It wasn't just sauropods' breathing that was efficient. So was their metabolism - how food is converted into energy and eventually waste.

Although sauropods grew very quickly when they were young, their metabolism slowed and became more efficient as they got older, so they needed less food for their size than mammals.

Sauropods, and particularly titanosaurs, had very large stomachs. Food took longer to pass through it, giving the dinosaurs more time to digest the food and get nutrients out.

They were able to eat plants that other animals might struggle to digest. They probably ate conifer tree leaves and twigs and possibly even cones.

These larger dinosaurs also lost less energy as heat because they had less surface area relative to their body volume.

The sizeable advantages to being large

Being big had many benefits. The sheer size of titanosaurs and other large sauropods helped to protect them from predators.

They could also eat food that was out of reach to other animals. In times of famine or drought, they could survive for a while thanks to the fat and water stored in their bodies.

These dinosaurs were also suited to travelling long distances, helping them to find new sources of food, water and mates.

Artist's impression of five Argentinosaurus dinosaurs

A herd of Argentinosaurus titanosaurs roaming in search of food and water. © Catmando/ Shutterstock

Bigger isn't always better

As energy efficient as titanosaurs were, if food and water shortages went on for a long time, they would struggle to find enough to eat and drink. Larger animals need more food to survive than smaller ones.

Another disadvantage to being big is that it's easier to overheat. But titanosaurs and other sauropods had adaptations that helped them to keep cool.

Their lighter skeletons meant less power was needed to move their enormous bodies, so they produced less body heat when they moved than they would have if they had had solid bones.

Their long neck and tails increased the surface area through which they could lose heat. Elephants' large ears perform the same task.

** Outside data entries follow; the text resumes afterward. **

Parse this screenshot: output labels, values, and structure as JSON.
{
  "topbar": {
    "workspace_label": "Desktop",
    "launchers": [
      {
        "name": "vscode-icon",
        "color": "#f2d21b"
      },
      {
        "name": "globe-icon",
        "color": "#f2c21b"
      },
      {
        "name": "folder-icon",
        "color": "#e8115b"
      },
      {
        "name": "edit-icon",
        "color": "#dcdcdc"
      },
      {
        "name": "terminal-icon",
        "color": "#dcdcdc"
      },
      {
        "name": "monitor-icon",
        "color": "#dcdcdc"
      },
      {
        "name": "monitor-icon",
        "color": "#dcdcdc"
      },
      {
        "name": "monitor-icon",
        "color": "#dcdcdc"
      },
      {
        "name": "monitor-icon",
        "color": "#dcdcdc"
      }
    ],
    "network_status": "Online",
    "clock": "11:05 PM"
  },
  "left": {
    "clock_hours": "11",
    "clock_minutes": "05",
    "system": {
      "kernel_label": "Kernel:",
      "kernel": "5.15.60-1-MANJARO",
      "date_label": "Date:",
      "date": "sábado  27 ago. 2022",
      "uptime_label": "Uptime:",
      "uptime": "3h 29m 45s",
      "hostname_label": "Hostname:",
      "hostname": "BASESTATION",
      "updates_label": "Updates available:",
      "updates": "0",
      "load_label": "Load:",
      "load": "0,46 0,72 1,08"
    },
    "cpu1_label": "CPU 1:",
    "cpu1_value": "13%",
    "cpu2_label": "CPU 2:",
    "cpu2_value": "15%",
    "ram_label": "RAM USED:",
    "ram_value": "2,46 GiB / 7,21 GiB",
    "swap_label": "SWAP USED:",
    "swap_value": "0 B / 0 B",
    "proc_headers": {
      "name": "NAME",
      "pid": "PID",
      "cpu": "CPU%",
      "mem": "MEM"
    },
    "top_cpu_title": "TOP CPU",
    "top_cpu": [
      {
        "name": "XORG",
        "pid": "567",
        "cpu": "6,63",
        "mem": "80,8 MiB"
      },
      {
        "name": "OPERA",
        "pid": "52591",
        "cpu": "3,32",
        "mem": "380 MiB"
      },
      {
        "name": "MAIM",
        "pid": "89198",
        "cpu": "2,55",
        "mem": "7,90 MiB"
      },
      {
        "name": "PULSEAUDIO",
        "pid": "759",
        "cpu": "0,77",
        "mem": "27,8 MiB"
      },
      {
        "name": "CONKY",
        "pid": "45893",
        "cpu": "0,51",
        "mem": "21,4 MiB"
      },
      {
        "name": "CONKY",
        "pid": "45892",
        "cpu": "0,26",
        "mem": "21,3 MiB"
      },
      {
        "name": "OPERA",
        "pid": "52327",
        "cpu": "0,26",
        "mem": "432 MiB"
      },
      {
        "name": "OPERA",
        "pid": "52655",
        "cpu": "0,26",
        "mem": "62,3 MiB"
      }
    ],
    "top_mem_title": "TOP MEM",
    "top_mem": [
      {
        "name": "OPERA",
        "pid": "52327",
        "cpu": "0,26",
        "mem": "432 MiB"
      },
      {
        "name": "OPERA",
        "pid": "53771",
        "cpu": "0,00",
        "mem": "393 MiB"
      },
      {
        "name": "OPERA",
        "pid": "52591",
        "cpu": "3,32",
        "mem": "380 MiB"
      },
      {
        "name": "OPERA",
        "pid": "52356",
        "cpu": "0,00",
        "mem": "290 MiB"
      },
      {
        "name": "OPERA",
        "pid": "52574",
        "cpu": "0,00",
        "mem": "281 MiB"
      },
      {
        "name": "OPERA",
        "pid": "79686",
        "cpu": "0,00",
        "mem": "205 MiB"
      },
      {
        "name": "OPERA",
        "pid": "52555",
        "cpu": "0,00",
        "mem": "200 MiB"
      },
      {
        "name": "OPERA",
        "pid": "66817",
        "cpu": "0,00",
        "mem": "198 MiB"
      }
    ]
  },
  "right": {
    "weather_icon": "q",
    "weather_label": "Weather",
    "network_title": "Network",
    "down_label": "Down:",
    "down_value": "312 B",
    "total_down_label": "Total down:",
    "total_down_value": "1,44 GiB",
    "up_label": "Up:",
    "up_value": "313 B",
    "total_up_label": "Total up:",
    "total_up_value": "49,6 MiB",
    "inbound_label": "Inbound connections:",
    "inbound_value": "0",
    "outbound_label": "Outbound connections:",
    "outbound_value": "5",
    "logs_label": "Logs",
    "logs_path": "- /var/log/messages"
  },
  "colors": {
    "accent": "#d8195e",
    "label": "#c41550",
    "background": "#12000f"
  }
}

Could land animals evolve to ginormous sizes again in the future?

Well, perhaps. But it's not likely they'd be as big as titanosaurs or other sauropods.

Paul explains, 'It's not impossible that any land animal around today could one day evolve to ginormous sizes like sauropod dinosaurs. But sauropods were able to grow so large because of a specific set of features that no modern animal has.'

Vulnerable to extinction

While we no longer have dinosaur giants roaming these lands, we are lucky to share the planet with our own colossal creatures, such as elephants, rhinoceroses, giraffes, polar bears, sharks and whales.

However, like titanosaurs, their size makes them more vulnerable to habitat loss, food shortages and climate change. It's important we all work together and act to make sure these modern-day giants don't just survive but thrive.